TASK STATEMENT: Word for word, retype every record in the listing.

PROVIDED ENTRIES:

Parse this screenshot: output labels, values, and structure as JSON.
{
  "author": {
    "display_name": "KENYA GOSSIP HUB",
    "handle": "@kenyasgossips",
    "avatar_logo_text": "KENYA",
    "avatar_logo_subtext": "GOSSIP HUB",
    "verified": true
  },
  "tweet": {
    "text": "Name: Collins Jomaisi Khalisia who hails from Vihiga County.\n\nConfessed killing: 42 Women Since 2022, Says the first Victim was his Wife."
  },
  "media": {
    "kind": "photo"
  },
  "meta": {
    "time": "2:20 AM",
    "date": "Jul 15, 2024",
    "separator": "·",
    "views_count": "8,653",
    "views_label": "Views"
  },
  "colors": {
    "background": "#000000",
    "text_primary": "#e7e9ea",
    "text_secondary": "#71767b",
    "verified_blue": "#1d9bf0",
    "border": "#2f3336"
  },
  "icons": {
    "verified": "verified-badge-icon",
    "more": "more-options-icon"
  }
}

TASK SOLUTION:
Parse this screenshot: output labels, values, and structure as JSON.
{
  "author": {
    "display_name": "KENYA GOSSIP HUB",
    "handle": "@kenyasgossips",
    "avatar_logo_text": "KENYA",
    "avatar_logo_subtext": "GOSSIP HUB",
    "verified": true
  },
  "tweet": {
    "text": "Name: Collins Jomaisi Khalisia who hails from Vihiga County.\n\nConfessed killing: 42 Women Since 2022, Says the first Victim was his Wife."
  },
  "media": {
    "kind": "photo"
  },
  "meta": {
    "time": "2:20 AM",
    "date": "Jul 15, 2024",
    "separator": "·",
    "views_count": "8,653",
    "views_label": "Views"
  },
  "colors": {
    "background": "#000000",
    "text_primary": "#e7e9ea",
    "text_secondary": "#71767b",
    "verified_blue": "#1d9bf0",
    "border": "#2f3336"
  },
  "icons": {
    "verified": "verified-badge-icon",
    "more": "more-options-icon"
  }
}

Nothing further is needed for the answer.